“For example,” he added, “it highlights the good progress we are making on WiFi integration, and on the development of multi-operator small cells. It also contains a simple guide to deployment, case studies highlighting the business benefits of the technology, and information to make it easier for App developers to build solutions for businesses based on small cell technology.”
Despite all the attention on data capacity, poor quality voice connection was seen as the biggest challenge facing many businesses – cited by some 45 per cent of the respondents compared to the 36 per cent who listed slow data or email as the prime concern.
The growing business dependence on mobile connectivity was emphasised when 94 per cent of respondents said that the quality of in-building cellular coverage had an impact on their business performance – on a scale of 1-10, some 42 per cent gave it a rating of between 8-10 in terms of seriousness, with the healthcare sector notably prominent in these scores.
Many of those surveyed were also looking beyond the important improvement in coverage and capacity and towards new services and ways of working that could be driven by mobile. Some 48 per cent said they were interested in small cells as they would provide better connectivity for app-based services, a figure particularly notable for being ahead of voice connectivity which scored 43 per cent. The potential for new services driven by small cells was also shown by the high scores for improvements in security and productivity which both scored 30 per cent.
For those businesses with public locations – such as retail outlets and transport hubs – small cells delivering improved cellular coverage for visitors and customers scored highly at 42 per cent. Support for mobile commerce applications (38pc) and for improved social media engagement with visitors (36pc) also emphasised the opportunity for app-based services using small cells for location-aware solutions.
“This research shows clearly that small cells have a role to play in business performance, innovation, and success,” said Law. “Businesses are moving to a mobile-first environment, and need the coverage, capacity and security that only a carrier-grade small cell deployment can provide.”
An executive summary of the research is available free of charge from Small Cell Forum at www.scf.io. In addition, Caroline Gabriel, from Rethink Research will be presenting the results on behalf of Nemertes Research on Small Cell Forum’s booth (Hall 7 Stand F61) at the Mobile World Congress on Wednesday February 24 at 2.30pm.

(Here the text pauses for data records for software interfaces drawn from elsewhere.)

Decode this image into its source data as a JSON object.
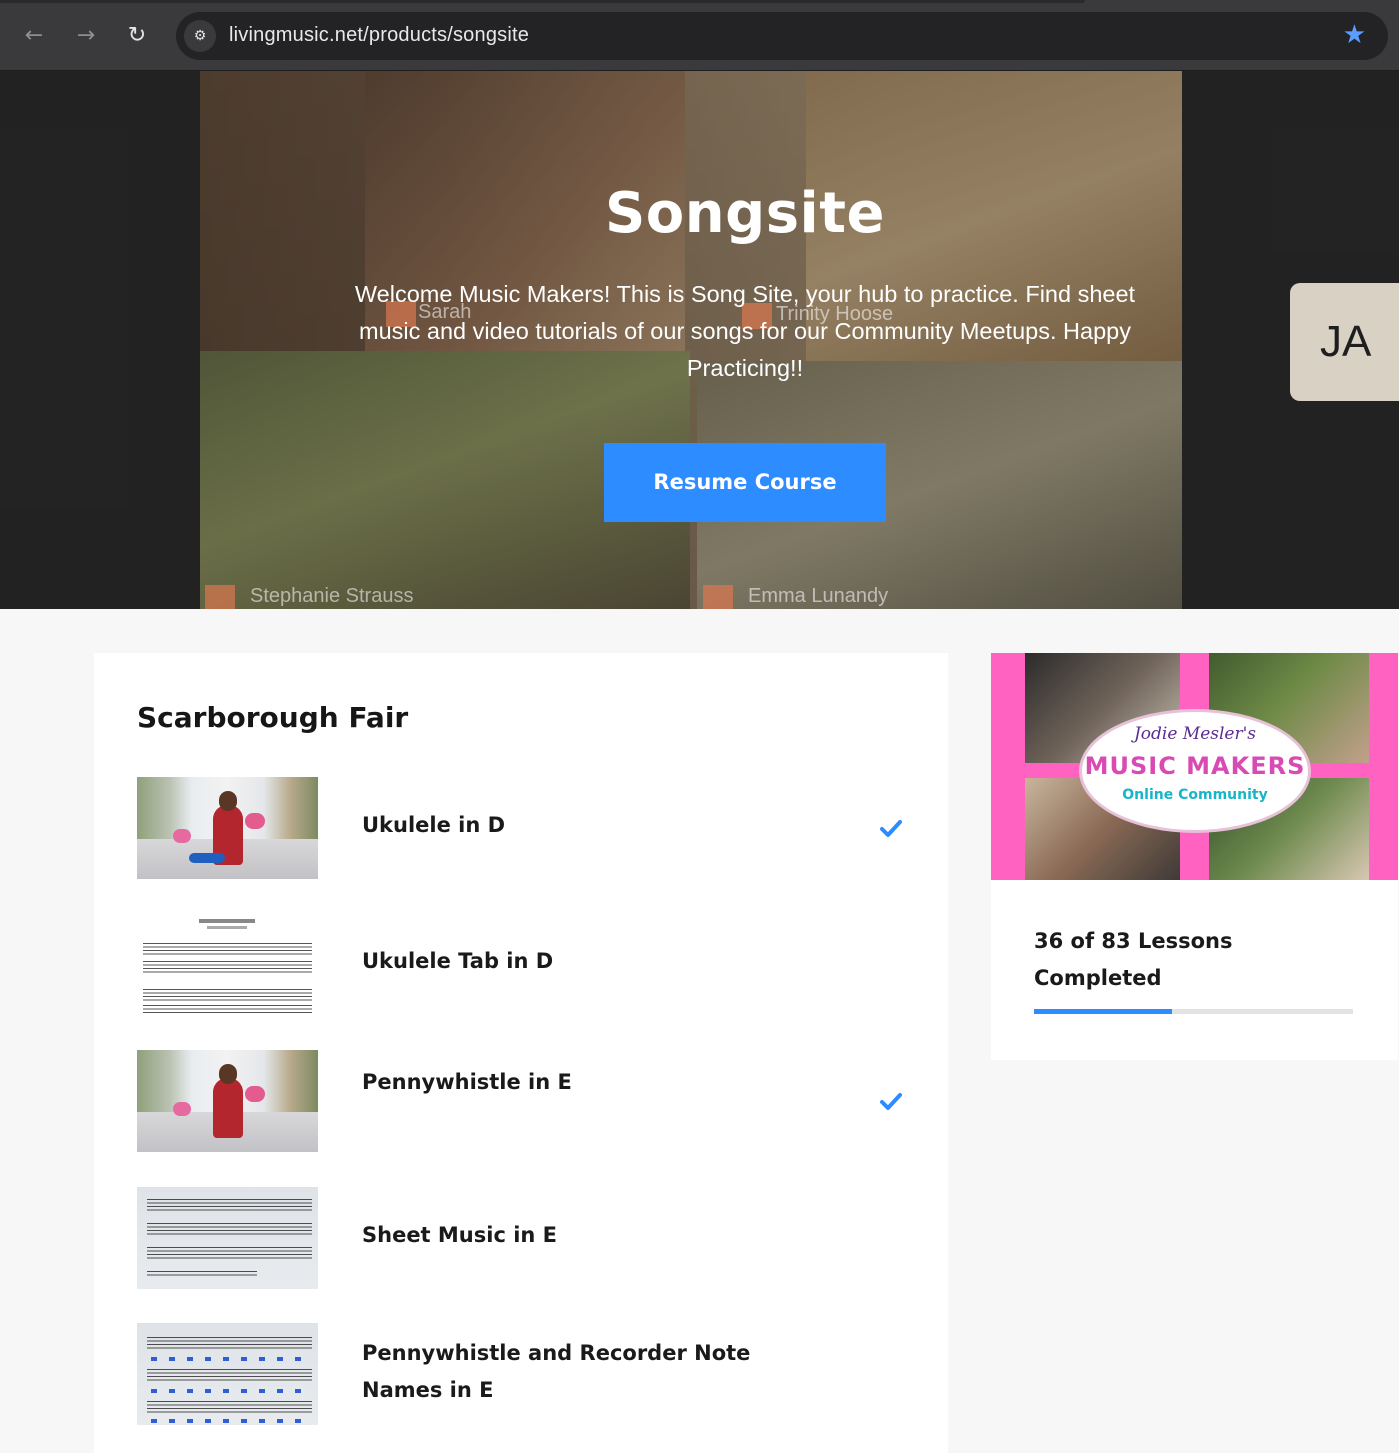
{
  "browser": {
    "url": "livingmusic.net/products/songsite",
    "back_icon": "←",
    "forward_icon": "→",
    "reload_icon": "↻",
    "site_info_icon": "⚙",
    "bookmark_icon": "★"
  },
  "hero": {
    "title": "Songsite",
    "description": "Welcome Music Makers! This is Song Site, your hub to practice. Find sheet music and video tutorials of our songs for our Community Meetups. Happy Practicing!!",
    "resume_label": "Resume Course",
    "side_tile_initials": "JA",
    "video_names": [
      "Sarah",
      "Trinity Hoose",
      "Stephanie Strauss",
      "Emma Lunandy"
    ]
  },
  "section": {
    "title": "Scarborough Fair",
    "lessons": [
      {
        "title": "Ukulele in D",
        "completed": true
      },
      {
        "title": "Ukulele Tab in D",
        "completed": false
      },
      {
        "title": "Pennywhistle in E",
        "completed": true
      },
      {
        "title": "Sheet Music in E",
        "completed": false
      },
      {
        "title": "Pennywhistle and Recorder Note Names in E",
        "completed": false
      }
    ]
  },
  "sidebar": {
    "promo": {
      "script_text": "Jodie Mesler's",
      "brand": "MUSIC MAKERS",
      "tagline": "Online Community"
    },
    "progress": {
      "text": "36 of 83 Lessons Completed",
      "completed": 36,
      "total": 83
    }
  },
  "colors": {
    "accent": "#2d8cff",
    "promo_pink": "#ff62c0"
  }
}
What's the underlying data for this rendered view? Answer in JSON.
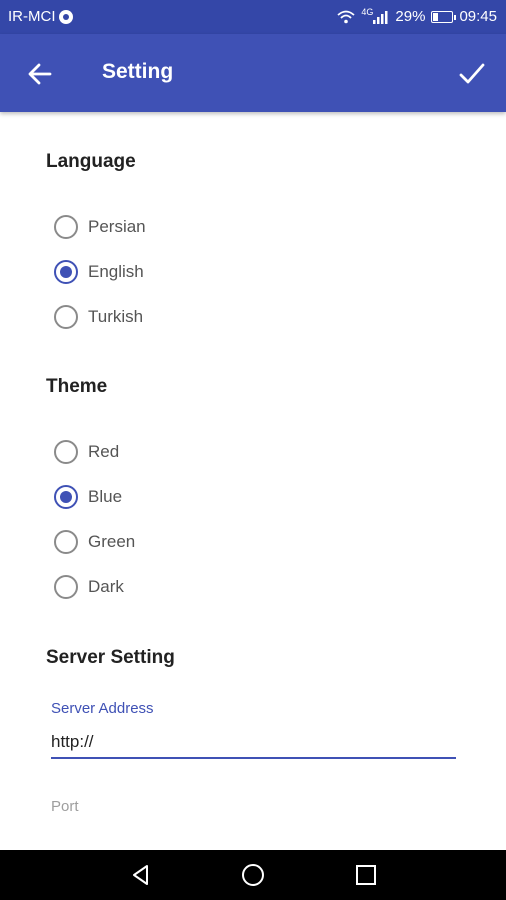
{
  "status_bar": {
    "carrier": "IR-MCI",
    "network_label": "4G",
    "battery": "29%",
    "battery_level": 0.29,
    "time": "09:45"
  },
  "app_bar": {
    "title": "Setting",
    "back_icon": "arrow-back-icon",
    "confirm_icon": "check-icon"
  },
  "language": {
    "title": "Language",
    "options": [
      "Persian",
      "English",
      "Turkish"
    ],
    "selected": "English"
  },
  "theme": {
    "title": "Theme",
    "options": [
      "Red",
      "Blue",
      "Green",
      "Dark"
    ],
    "selected": "Blue"
  },
  "server": {
    "title": "Server Setting",
    "address_label": "Server Address",
    "address_value": "http://",
    "port_label": "Port",
    "port_value": ""
  },
  "colors": {
    "primary": "#3f51b5",
    "status_bar": "#3447a8"
  }
}
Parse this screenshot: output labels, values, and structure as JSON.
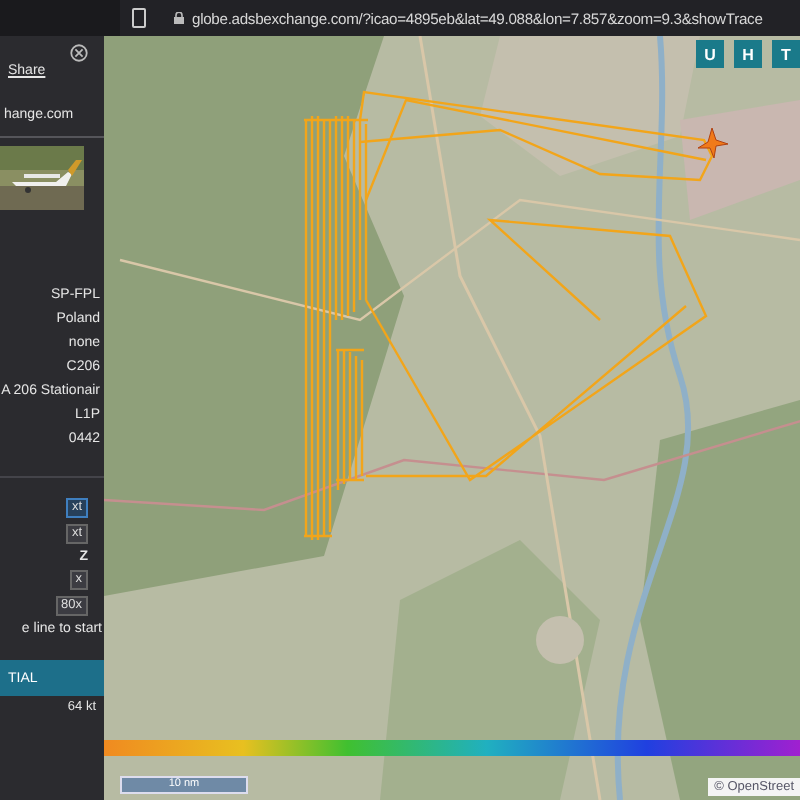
{
  "browser": {
    "url": "globe.adsbexchange.com/?icao=4895eb&lat=49.088&lon=7.857&zoom=9.3&showTrace"
  },
  "sidebar": {
    "share": "Share",
    "link": "hange.com",
    "details": [
      "SP-FPL",
      "Poland",
      "none",
      "C206",
      "A 206 Stationair",
      "L1P",
      "0442"
    ],
    "controls": [
      {
        "kind": "button",
        "label": "xt",
        "selected": true
      },
      {
        "kind": "button",
        "label": "xt",
        "selected": false
      },
      {
        "kind": "text",
        "label": "Z"
      },
      {
        "kind": "button",
        "label": "x",
        "selected": false
      },
      {
        "kind": "button",
        "label": "80x",
        "selected": false
      },
      {
        "kind": "text",
        "label": "e line to start"
      }
    ],
    "status": "TIAL",
    "speed": "64 kt"
  },
  "map": {
    "layer_buttons": [
      "U",
      "H",
      "T"
    ],
    "scale": "10 nm",
    "attribution": "© OpenStreet"
  }
}
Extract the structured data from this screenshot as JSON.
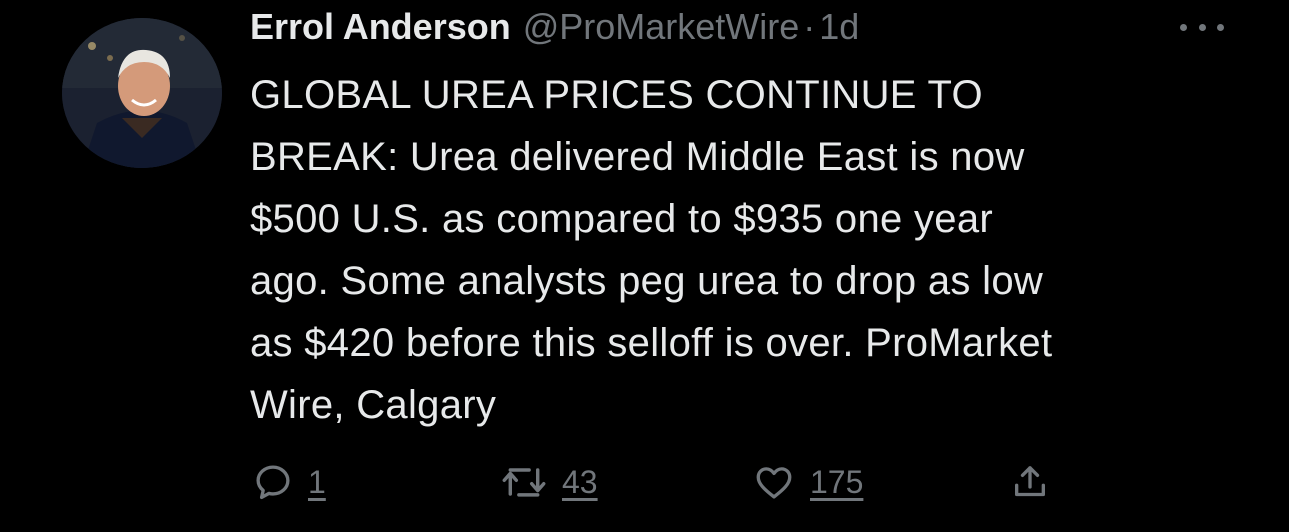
{
  "tweet": {
    "author_name": "Errol Anderson",
    "handle": "@ProMarketWire",
    "separator": "·",
    "time": "1d",
    "lines": [
      "GLOBAL UREA PRICES CONTINUE TO",
      "BREAK: Urea delivered Middle East is now",
      "$500 U.S. as compared to $935 one year",
      "ago. Some analysts peg urea to drop as low",
      "as $420 before this selloff is over. ProMarket",
      "Wire, Calgary"
    ],
    "actions": {
      "replies": "1",
      "retweets": "43",
      "likes": "175"
    }
  },
  "icons": {
    "more": "more-horizontal-icon",
    "reply": "reply-icon",
    "retweet": "retweet-icon",
    "like": "heart-icon",
    "share": "share-icon"
  },
  "colors": {
    "background": "#000000",
    "text": "#e7e9ea",
    "muted": "#71767b"
  }
}
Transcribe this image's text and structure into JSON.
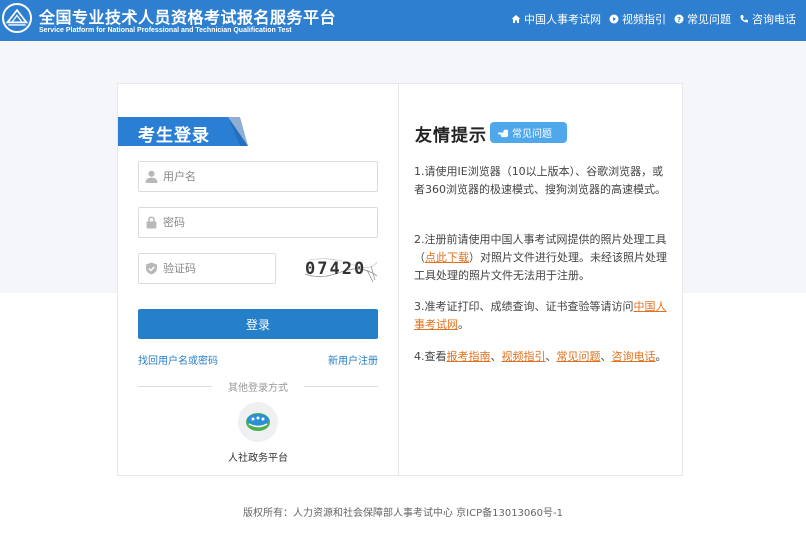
{
  "header": {
    "title": "全国专业技术人员资格考试报名服务平台",
    "subtitle": "Service Platform for National Professional and Technician Qualification Test",
    "nav": [
      {
        "label": "中国人事考试网",
        "icon": "home-icon"
      },
      {
        "label": "视频指引",
        "icon": "play-icon"
      },
      {
        "label": "常见问题",
        "icon": "question-icon"
      },
      {
        "label": "咨询电话",
        "icon": "phone-icon"
      }
    ]
  },
  "login": {
    "title": "考生登录",
    "username_placeholder": "用户名",
    "password_placeholder": "密码",
    "captcha_placeholder": "验证码",
    "captcha_text": "07420",
    "submit_label": "登录",
    "forgot_label": "找回用户名或密码",
    "register_label": "新用户注册",
    "other_methods_label": "其他登录方式",
    "gov_platform_label": "人社政务平台"
  },
  "tips": {
    "title": "友情提示",
    "faq_badge": "常见问题",
    "items": [
      {
        "text": "1.请使用IE浏览器（10以上版本）、谷歌浏览器，或者360浏览器的极速模式、搜狗浏览器的高速模式。"
      },
      {
        "prefix": "2.注册前请使用中国人事考试网提供的照片处理工具（",
        "link": "点此下载",
        "suffix": "）对照片文件进行处理。未经该照片处理工具处理的照片文件无法用于注册。"
      },
      {
        "prefix": "3.准考证打印、成绩查询、证书查验等请访问",
        "link": "中国人事考试网",
        "suffix": "。"
      },
      {
        "prefix": "4.查看",
        "links": [
          "报考指南",
          "视频指引",
          "常见问题",
          "咨询电话"
        ],
        "separator": "、",
        "suffix": "。"
      }
    ]
  },
  "footer": {
    "text": "版权所有：人力资源和社会保障部人事考试中心 京ICP备13013060号-1"
  },
  "colors": {
    "header_bg": "#2e7fd0",
    "button": "#2680c9",
    "link_orange": "#e0701c",
    "banner_blue": "#2a7fd4"
  }
}
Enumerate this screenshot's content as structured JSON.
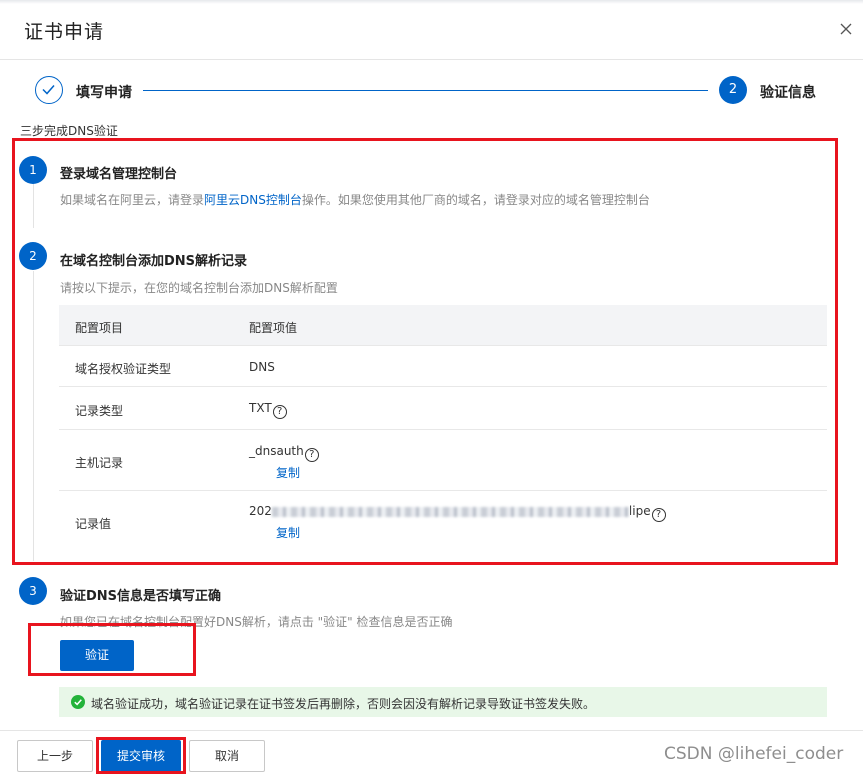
{
  "dialog": {
    "title": "证书申请"
  },
  "steps": {
    "step1_label": "填写申请",
    "step2_number": "2",
    "step2_label": "验证信息"
  },
  "subtitle": "三步完成DNS验证",
  "section1": {
    "number": "1",
    "title": "登录域名管理控制台",
    "desc_before": "如果域名在阿里云，请登录",
    "desc_link": "阿里云DNS控制台",
    "desc_after": "操作。如果您使用其他厂商的域名，请登录对应的域名管理控制台"
  },
  "section2": {
    "number": "2",
    "title": "在域名控制台添加DNS解析记录",
    "desc": "请按以下提示，在您的域名控制台添加DNS解析配置"
  },
  "table": {
    "header_key": "配置项目",
    "header_value": "配置项值",
    "rows": [
      {
        "key": "域名授权验证类型",
        "value": "DNS"
      },
      {
        "key": "记录类型",
        "value": "TXT"
      },
      {
        "key": "主机记录",
        "value": "_dnsauth",
        "copy": "复制"
      },
      {
        "key": "记录值",
        "value_prefix": "202",
        "value_suffix": "lipe",
        "copy": "复制"
      }
    ],
    "help_glyph": "?"
  },
  "section3": {
    "number": "3",
    "title": "验证DNS信息是否填写正确",
    "desc": "如果您已在域名控制台配置好DNS解析，请点击 \"验证\" 检查信息是否正确",
    "verify_button": "验证"
  },
  "success_message": "域名验证成功，域名验证记录在证书签发后再删除，否则会因没有解析记录导致证书签发失败。",
  "footer": {
    "prev_button": "上一步",
    "submit_button": "提交审核",
    "cancel_button": "取消"
  },
  "watermark": "CSDN @lihefei_coder",
  "colors": {
    "primary": "#0064c8",
    "highlight_box": "#e8141e",
    "success_bg": "#e8f7e8",
    "success_icon": "#23b33a"
  }
}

About Small Cell Forum
Small Cell Forum works to drive the wide-scale adoption of small cells and accelerate the delivery of integrated HetNets. We are not a standards organization but partner with organizations that inform and determine standards development. We are a carrier-led organization. This means our operator members establish requirements that drive the activities and outputs of our technical groups.
Today our members are driving solutions that include small cell/Wi-Fi integration, SON evolution, virtualization of the small cell layer, driving mass adoption via multi-operator neutral host, ensuring a common approach to service APIs to drive commercialisation and the integration of small cells into 5G standards evolution.
The SCF board includes Airspan, AT&T, Cisco, Ericsson, Huawei, Intel, ip.access, NEC, Nokia, Qualcomm, Reliance Jio, Softbank, Spidercloud, Sprint and Vodafone.
Small Cell Forum: Kevin Taylor
M: +447 850 858 291